And what if all of a sudden, those companies don’t do so well and they drop in value, and the companies can’t pay dividends anymore?
What if real estate all of a sudden goes vacant for a while? And then all of a sudden, I bought this real estate investment trust for income, and it’s going vacant, and there’s no income coming in?
And you see that a lot of times. Real estate investment trusts, they go, “And we’ll pay you a 7% yield every year,” and then it drops.
You buy it, and it drops to 2%. And that happens.
I can’t tell you how many times I’ve seen people do that, and then they go, “I got to get out of this thing. It’s only paying 2%.”
Guess what? You can’t get out of it.
Nobody wants to buy it from you because it’s only paying 2%. Who wants that from you?
Oh, shoot. Yeah, that’s probably not a good idea.
The Advice Comes From a Industry Trying to Sell Something

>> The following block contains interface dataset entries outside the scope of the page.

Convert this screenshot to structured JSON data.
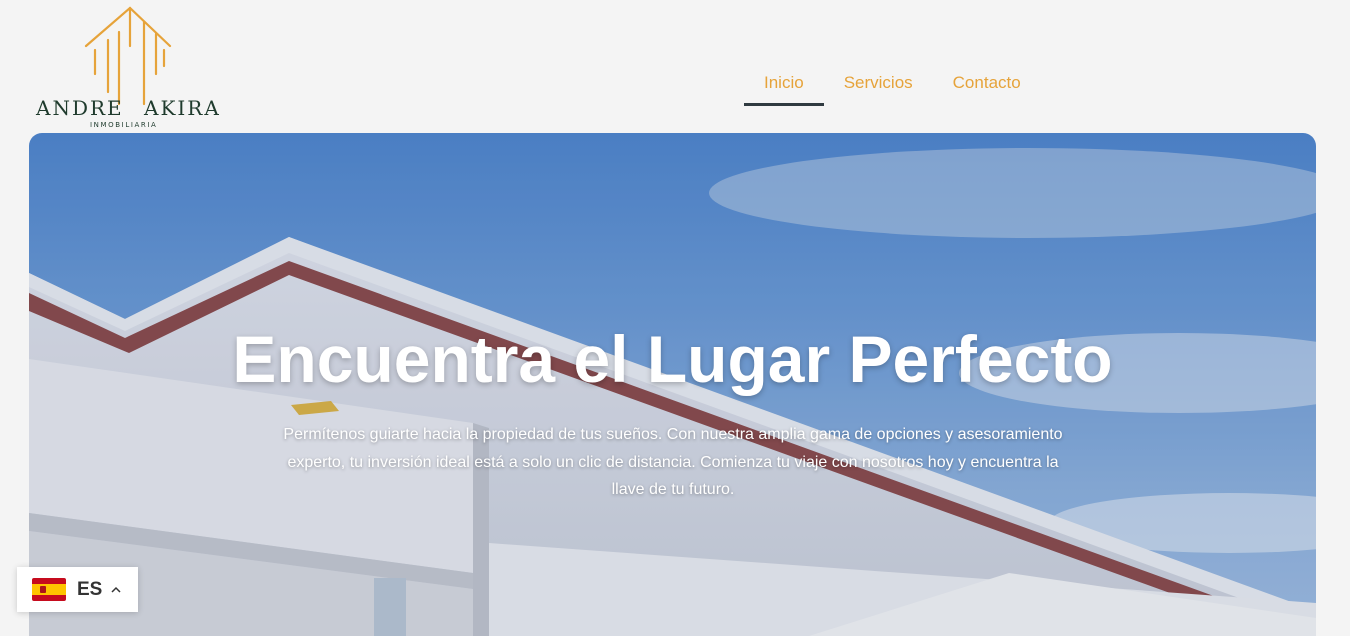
{
  "brand": {
    "name_left": "ANDRE",
    "name_right": "AKIRA",
    "tagline": "INMOBILIARIA",
    "accent_color": "#e6a33a",
    "text_color": "#1f3b2d"
  },
  "nav": {
    "items": [
      {
        "label": "Inicio",
        "active": true
      },
      {
        "label": "Servicios",
        "active": false
      },
      {
        "label": "Contacto",
        "active": false
      }
    ]
  },
  "hero": {
    "title": "Encuentra el Lugar Perfecto",
    "description": "Permítenos guiarte hacia la propiedad de tus sueños. Con nuestra amplia gama de opciones y asesoramiento experto, tu inversión ideal está a solo un clic de distancia. Comienza tu viaje con nosotros hoy y encuentra la llave de tu futuro."
  },
  "language": {
    "code": "ES",
    "flag": "spain-flag-icon"
  }
}
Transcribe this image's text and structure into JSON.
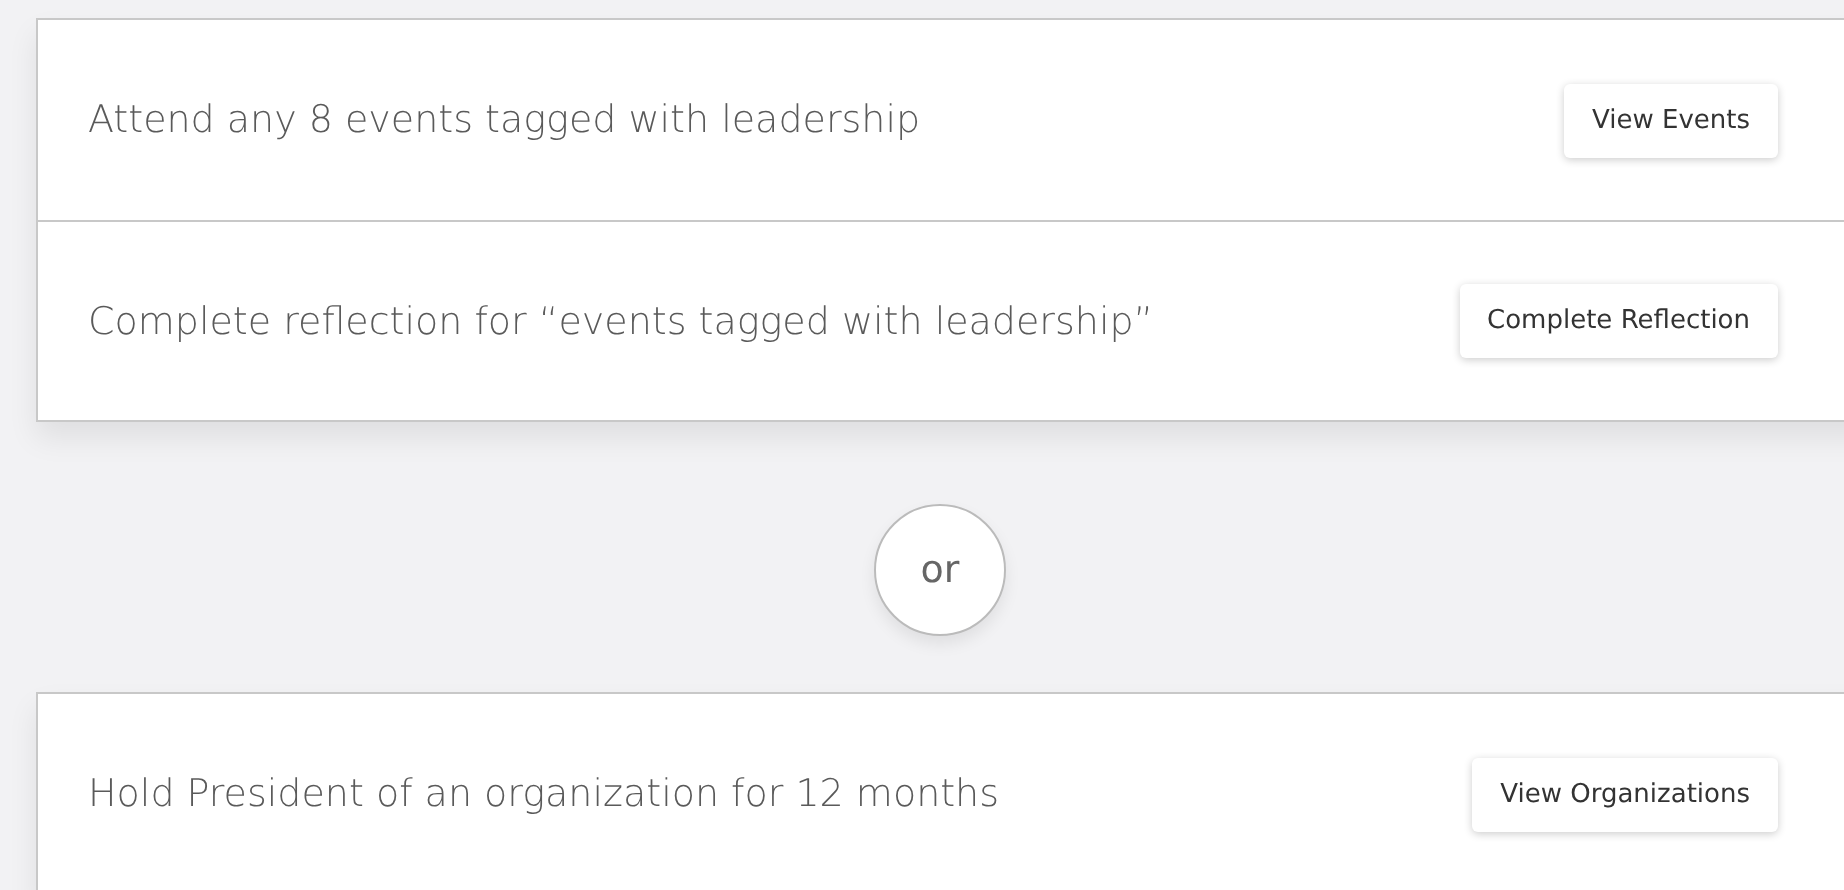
{
  "groups": [
    {
      "rows": [
        {
          "text": "Attend any 8 events tagged with leadership",
          "button": "View Events"
        },
        {
          "text": "Complete reflection for “events tagged with leadership”",
          "button": "Complete Reflection"
        }
      ]
    },
    {
      "rows": [
        {
          "text": "Hold President of an organization for 12 months",
          "button": "View Organizations"
        }
      ]
    }
  ],
  "separator": "or"
}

So you do get this confusion when it comes down to it. Mainly because most of the investment information out there, most of the information you get about investing, comes from an industry that is trying to sell you something.
And it is easiest to sell you something that had good past performance.

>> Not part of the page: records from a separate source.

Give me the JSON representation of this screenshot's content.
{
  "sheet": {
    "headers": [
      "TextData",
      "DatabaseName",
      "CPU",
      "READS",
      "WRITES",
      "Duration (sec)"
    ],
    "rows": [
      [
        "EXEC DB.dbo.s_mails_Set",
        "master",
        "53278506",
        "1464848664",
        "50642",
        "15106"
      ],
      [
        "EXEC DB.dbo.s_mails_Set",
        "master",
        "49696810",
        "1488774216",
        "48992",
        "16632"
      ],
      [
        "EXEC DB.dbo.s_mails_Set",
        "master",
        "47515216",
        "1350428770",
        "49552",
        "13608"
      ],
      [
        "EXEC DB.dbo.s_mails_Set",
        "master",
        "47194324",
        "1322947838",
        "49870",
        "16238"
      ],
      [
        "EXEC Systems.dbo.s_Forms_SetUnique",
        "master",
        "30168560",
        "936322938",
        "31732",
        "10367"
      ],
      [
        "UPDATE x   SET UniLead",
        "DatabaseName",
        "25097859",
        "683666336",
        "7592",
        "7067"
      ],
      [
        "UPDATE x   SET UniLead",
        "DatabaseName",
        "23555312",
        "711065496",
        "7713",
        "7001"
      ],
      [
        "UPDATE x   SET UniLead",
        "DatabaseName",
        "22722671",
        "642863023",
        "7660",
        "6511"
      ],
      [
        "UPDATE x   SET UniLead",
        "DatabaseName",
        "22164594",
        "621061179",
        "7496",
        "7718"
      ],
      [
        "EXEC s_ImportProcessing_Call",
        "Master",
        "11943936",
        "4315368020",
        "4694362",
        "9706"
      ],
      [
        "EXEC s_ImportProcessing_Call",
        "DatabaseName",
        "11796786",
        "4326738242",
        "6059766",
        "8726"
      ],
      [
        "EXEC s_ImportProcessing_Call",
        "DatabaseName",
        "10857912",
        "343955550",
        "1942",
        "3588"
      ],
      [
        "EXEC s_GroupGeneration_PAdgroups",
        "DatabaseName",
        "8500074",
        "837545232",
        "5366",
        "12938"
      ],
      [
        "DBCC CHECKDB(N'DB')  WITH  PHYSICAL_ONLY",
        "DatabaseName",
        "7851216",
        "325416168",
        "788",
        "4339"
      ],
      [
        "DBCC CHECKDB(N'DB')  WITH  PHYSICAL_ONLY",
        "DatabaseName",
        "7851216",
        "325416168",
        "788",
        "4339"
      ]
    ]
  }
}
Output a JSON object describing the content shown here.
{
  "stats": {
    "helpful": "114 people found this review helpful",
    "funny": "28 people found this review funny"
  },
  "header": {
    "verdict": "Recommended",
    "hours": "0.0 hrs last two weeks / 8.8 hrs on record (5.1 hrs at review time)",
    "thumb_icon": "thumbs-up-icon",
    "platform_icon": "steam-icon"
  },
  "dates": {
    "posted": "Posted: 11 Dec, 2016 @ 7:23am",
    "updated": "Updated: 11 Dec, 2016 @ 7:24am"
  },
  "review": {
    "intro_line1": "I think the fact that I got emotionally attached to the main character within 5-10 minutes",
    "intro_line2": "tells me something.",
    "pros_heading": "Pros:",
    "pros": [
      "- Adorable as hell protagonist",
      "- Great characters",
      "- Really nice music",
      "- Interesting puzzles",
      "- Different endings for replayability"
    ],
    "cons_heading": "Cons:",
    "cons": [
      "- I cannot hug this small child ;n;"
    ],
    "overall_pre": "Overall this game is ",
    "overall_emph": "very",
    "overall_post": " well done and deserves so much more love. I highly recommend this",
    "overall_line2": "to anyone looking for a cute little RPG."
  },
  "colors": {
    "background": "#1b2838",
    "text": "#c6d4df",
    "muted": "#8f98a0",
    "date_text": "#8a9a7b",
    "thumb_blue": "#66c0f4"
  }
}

And it is only—really, the best way to get better past performance than anybody else is gamble with your portfolio or gamble with a portfolio, get lucky, outperform your peers, then advertise that and get somebody to jump to your side. Get somebody to jump into whatever investment that you are trying to sell them.

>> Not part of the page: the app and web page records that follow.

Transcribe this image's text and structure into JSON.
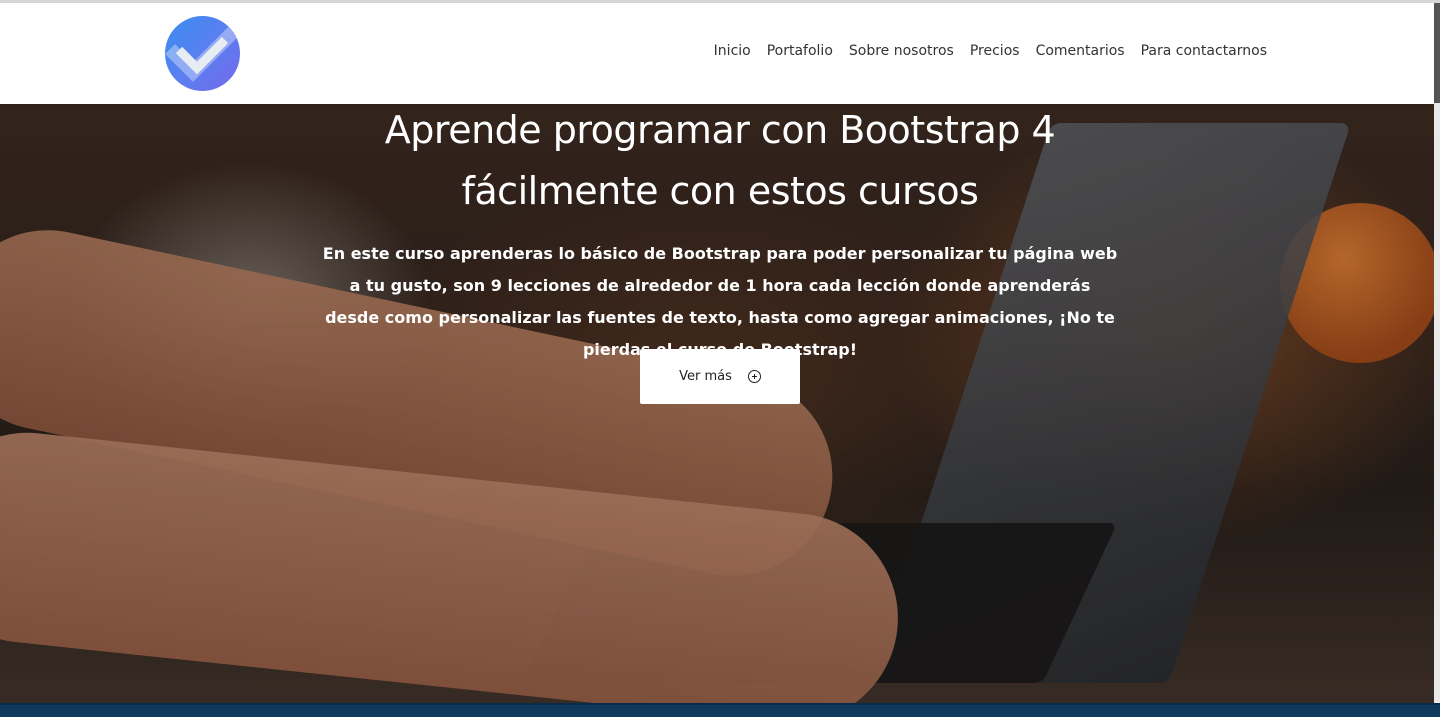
{
  "navbar": {
    "logo_icon": "check-logo-icon",
    "links": [
      "Inicio",
      "Portafolio",
      "Sobre nosotros",
      "Precios",
      "Comentarios",
      "Para contactarnos"
    ]
  },
  "hero": {
    "title": "Aprende programar con Bootstrap 4 fácilmente con estos cursos",
    "description": "En este curso aprenderas lo básico de Bootstrap para poder personalizar tu página web a tu gusto, son 9 lecciones de alrededor de 1 hora cada lección donde aprenderás desde como personalizar las fuentes de texto, hasta como agregar animaciones, ¡No te pierdas el curso de Bootstrap!",
    "cta_label": "Ver más",
    "cta_icon": "plus-circle-icon",
    "background_image": "hands-typing-on-laptop"
  },
  "colors": {
    "navbar_bg": "#ffffff",
    "logo_gradient_start": "#3a8df1",
    "logo_gradient_end": "#7468ec",
    "hero_text": "#ffffff",
    "button_bg": "#ffffff"
  }
}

Because the perception of the investor is that past performance is a guarantee or an indication of future performance, when all of the disclosures that you see on prospectuses and on the disclosure forms that are put out there say, “No, it’s not.”
But because it seems to make sense, because everything else works on past performance—if I want to hire somebody, I look at what they did in their previous job—because it seems to make sense, then what happens is it is an easy sale.
So that is why everything is so confusing, because most of the information you’re getting about investing comes from people trying to sell you something. That is why I believe education is step one when it comes to the investing process.
As I started with, I said, the more educated you are, the more difficult it is to mislead you as an investor. That’s the key, in my humble opinion.
I am Paul Winkler. This is “The Investor Coaching Show.”
Want to talk with us directly?
Schedule a call here.
Ready to meet with us virtually or in person? Schedule a meeting here.
*Advisory services offered through Paul Winkler, Inc. (‘PWI’), an investment advisor registered with the State of Tennessee. PWI does not provide tax or legal advice: please consult your tax or legal advisor regarding your particular situation. This information is provided for informational purposes only and should not be construed to be a solicitation for the purchase of sale of any securities. Information we provide on our website, and in our publications and social media, does not constitute a solicitation or offer to sell securities or investment advisory services, or a solicitation to buy or an offer to sell a security to any person in any jurisdiction where such offer, solicitation, purchase, or sale would be unlawful under the securities laws of such jurisdiction.